The Philippines' central bank is watching financial risks in the country closely and is ready to act should the situation demand attention, its new governor told CNBC.
One of the fastest growing economies in Asia, the Philippines posted GDP growth of 6.4 percent in the first quarter of 2017 from a year ago — even amid political tensions with President Rodrigo Duterte declaring martial law in Mindanao. Recently, the country has seen Chinese investments pouring in.
The rapid pace of growth is sparking some concerns, but Bangko Sentral ng Pilipinas' governor Nestor Espenilla said the institution is watching.
"If we're talking about the formation of asset bubbles in real estate, that's certainly an area that we have been closely tracking, drawing from lessons from other countries and from the past," said Espenilla.
"The BSP has been quite vigilant in assessing the situation and deploying measures to deal with the situation," he said, citing the set-up of a stress test to monitor the property market.
Espenilla, who took office just last week, was previously the deputy governor in charge of banking supervision. He replaced respected career central banker Amando Tetangco who served a maximum two terms for 12 years.
Policymakers in the Philippines have been trying to balance the growth of the emerging economy while ensuring it's not overheating.
"This government is very keen to bridge the inequalities that permeate our society. You cannot really characterize a society as stable if there are a lot of deep-seated inequalities that continue and which make things fundamentally unstable," said Espenilla.
Philippines' annual inflation eased for a second straight month in June with the consumer price index rising 2.8 percent in June, the lowest since January.

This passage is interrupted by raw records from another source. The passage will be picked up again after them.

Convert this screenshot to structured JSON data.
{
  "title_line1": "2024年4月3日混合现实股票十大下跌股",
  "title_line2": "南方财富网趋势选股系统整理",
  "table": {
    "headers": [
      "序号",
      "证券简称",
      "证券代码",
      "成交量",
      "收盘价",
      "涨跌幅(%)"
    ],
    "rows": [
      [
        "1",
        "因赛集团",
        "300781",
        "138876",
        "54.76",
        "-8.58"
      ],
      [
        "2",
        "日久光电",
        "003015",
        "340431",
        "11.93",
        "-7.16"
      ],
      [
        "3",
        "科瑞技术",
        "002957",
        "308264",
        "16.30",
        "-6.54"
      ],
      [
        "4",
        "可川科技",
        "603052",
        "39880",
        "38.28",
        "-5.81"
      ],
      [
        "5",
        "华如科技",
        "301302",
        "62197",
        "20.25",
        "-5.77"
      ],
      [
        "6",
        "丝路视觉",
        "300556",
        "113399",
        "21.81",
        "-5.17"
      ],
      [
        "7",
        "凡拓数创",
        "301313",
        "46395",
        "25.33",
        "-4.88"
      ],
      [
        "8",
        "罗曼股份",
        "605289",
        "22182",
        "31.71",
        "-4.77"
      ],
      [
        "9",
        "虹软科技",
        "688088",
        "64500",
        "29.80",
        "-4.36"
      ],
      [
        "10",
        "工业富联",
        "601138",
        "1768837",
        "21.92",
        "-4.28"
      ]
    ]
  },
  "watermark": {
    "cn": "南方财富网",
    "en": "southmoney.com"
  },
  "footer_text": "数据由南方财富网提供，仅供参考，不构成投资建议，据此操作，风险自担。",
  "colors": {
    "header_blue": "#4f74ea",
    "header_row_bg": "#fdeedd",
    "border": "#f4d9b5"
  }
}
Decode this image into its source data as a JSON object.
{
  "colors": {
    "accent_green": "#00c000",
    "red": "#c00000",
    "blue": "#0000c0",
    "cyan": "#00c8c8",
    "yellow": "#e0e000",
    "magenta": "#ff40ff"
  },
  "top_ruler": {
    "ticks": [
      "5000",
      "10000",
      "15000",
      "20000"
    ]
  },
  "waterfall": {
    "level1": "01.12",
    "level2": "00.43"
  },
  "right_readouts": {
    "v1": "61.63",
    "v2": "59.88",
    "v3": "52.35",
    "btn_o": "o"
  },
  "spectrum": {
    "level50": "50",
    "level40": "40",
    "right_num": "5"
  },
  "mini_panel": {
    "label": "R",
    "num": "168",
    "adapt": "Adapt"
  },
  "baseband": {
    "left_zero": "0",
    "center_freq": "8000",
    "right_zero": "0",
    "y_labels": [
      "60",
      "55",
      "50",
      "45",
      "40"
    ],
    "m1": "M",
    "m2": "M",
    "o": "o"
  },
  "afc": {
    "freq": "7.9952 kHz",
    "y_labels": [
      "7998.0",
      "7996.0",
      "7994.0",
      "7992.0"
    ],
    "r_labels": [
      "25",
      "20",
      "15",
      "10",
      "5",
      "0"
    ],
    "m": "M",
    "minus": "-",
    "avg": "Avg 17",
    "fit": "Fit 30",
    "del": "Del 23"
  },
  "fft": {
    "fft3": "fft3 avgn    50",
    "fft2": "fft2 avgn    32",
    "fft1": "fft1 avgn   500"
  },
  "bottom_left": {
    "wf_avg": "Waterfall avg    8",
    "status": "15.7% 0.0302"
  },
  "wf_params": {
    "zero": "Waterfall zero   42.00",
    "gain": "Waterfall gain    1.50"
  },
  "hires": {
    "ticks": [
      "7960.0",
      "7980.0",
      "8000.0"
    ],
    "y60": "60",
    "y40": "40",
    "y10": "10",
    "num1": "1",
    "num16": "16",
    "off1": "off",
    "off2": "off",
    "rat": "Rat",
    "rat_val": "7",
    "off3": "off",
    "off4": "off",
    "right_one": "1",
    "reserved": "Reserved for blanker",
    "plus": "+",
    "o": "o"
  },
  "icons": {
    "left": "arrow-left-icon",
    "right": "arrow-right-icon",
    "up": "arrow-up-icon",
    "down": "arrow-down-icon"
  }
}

The central bank had a 2.4 to 3.2 percent estimate for June, Reuters reported. On June 22, policymakers left key interest rates unchanged and cut their 2017 inflation forecast this year to 3.1 percent from 3.4 percent.
This comes as Espenilla told Reuters last month that the central bank was watching the rapid pace of domestic credit growth closely. Bank lending in the Southeast Asian country has been rising at a double-pace for at least two years, Reuters calculations show. Most of the loans are going to real estate, manufacturing and information and communication, added the news agency.
Espenilla told CNBC that, rather than reacting, the agency is looking at the quality of management of the credit.
"We always look as well at the underlying underwriting beneath that credit expansion — where is credit going and for what purpose," said Espenilla.
"We cannot simply react...The credit-to-GDP ratio of the Philippines is actually relatively low compared to the rest of the region. The economy, financial systems are developing and the credit markets are just on catch-up mode and deepening," he added.
That does not, however, justify excessive credit growth, and the central bank has a protocol to assess the risk, he added.
Regarding interest rates, the Philippines will stick to its own assessment of the country's economy in determining interest rate policy, said Espenilla.
"If you ask me about whether it's time to adjust interest rates in reference to what's going on outside the country, my response will be not necessarily because what matters to the BSP is really the dynamics of our own data and looking at the path of inflation," Espenilla added.
Espenilla said the central bank announces and communicates its estimate of the country's inflation path two years in advance, signaling its policy intentions. Policy assessment is carried out regularly.